FILE PHOTO: Man walks inside national Bardo museum, in Tunis

TUNIS (Reuters) - Tunisia will soon reopen its Bardo national museum, the Culture Ministry said on Tuesday, two years after it was closed when President Kais Saied shuttered the parliament, which shares the same building.

The ministry did not give a date to reopen the Bardo, located in a historic palace and home to one of the world's most magnificent collections of ancient Roman mosaics, but said that some restoration work had been carried out.

Saied sent tanks to surround the parliament on July 25, 2021, as he seized most powers in moves his critics called a coup, closing both buildings while he rewrote the constitution and held elections to a new, far less influential, legislature.

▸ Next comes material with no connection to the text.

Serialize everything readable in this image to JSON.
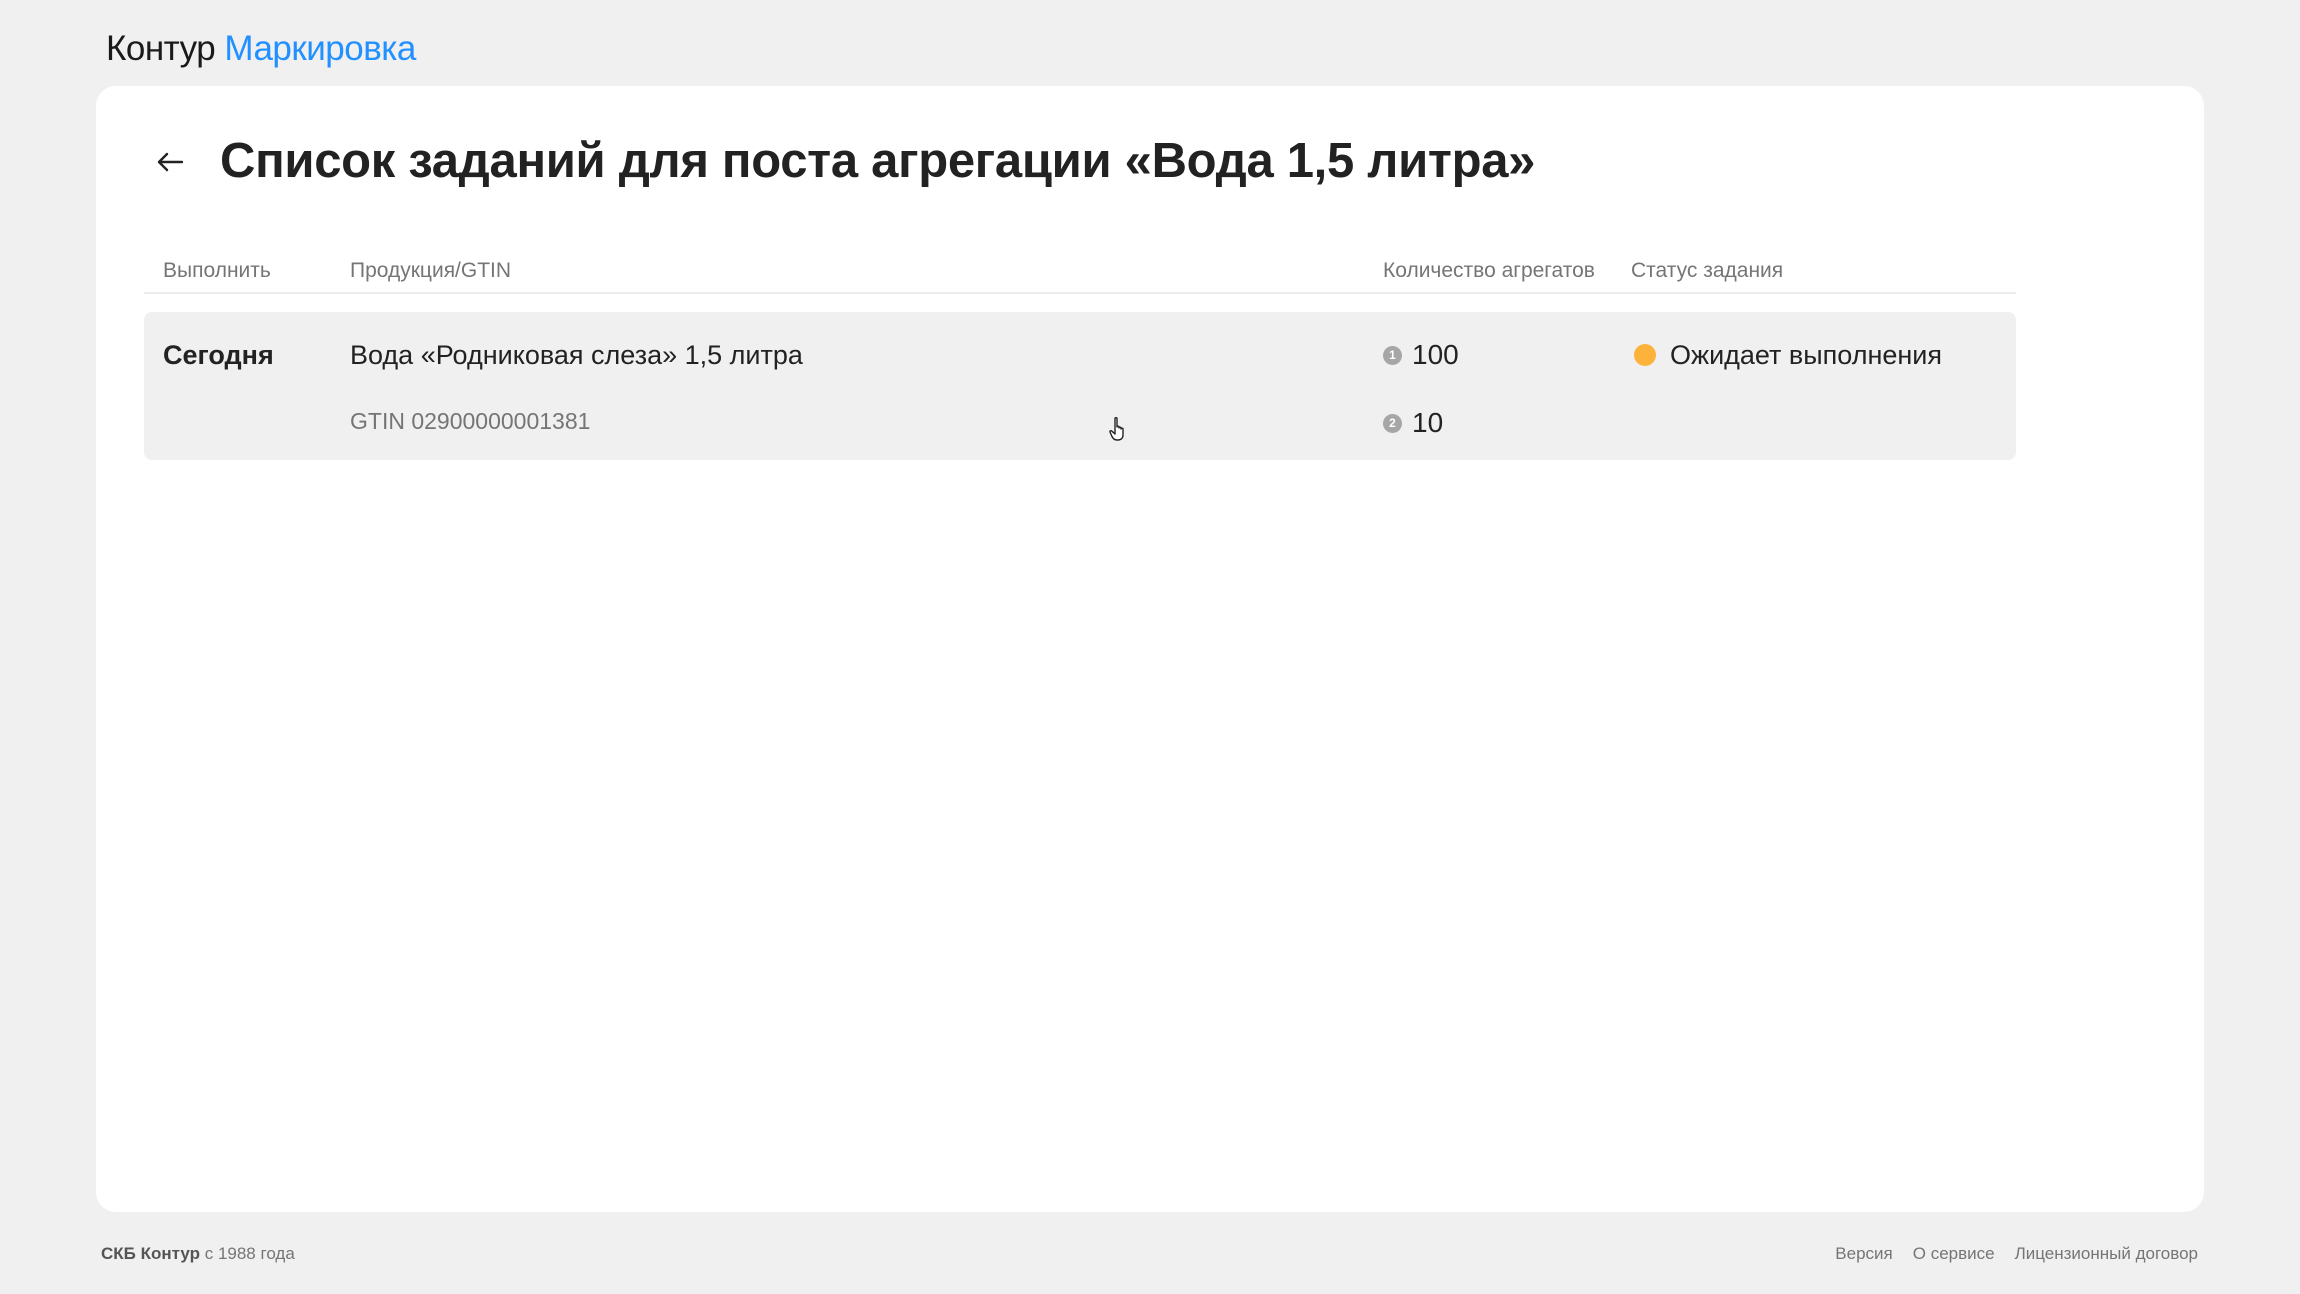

The new parliament started work this year but there had been no firm information about reopening the national museum - one of the capital's main attractions in a country economically dependent on tourism.

After Tunisia's 2011 revolution the parliament had emerged under the new democratic system as the most powerful elected body and its arcade-ringed chamber became home to some of the most open political debate of any Arab country.

However, many Tunisians came to blame parliament and the main political parties for years of economic stagnation and government paralysis as a succession of coalition governments failed to bring prosperity.

In 2015 an attack by Islamist militants targeted visitors to the Bardo, killing more than 20 people in the building and its environs soon after completing a major renovation.

Enormous mosaics with rich details and vivid colours are displayed throughout the museum including ones showing the Roman sea god Neptune, hunting scenes and spectacular arrays of sea life.

As the home of ancient Carthage and its Punic culture, and as a major Roman colony that helped provide the empire with food, Tunisia is awash with classical-era sites and archaeological remains.

The Bardo mosaics, along with others in the museums at Sousse and by the amphitheatre at El-Djem, are taken from the luxurious villas built during the Roman era and into late antiquity.

(Reporting by Tarek Amara, writing by Angus McDowall; Editing by Josie Kao)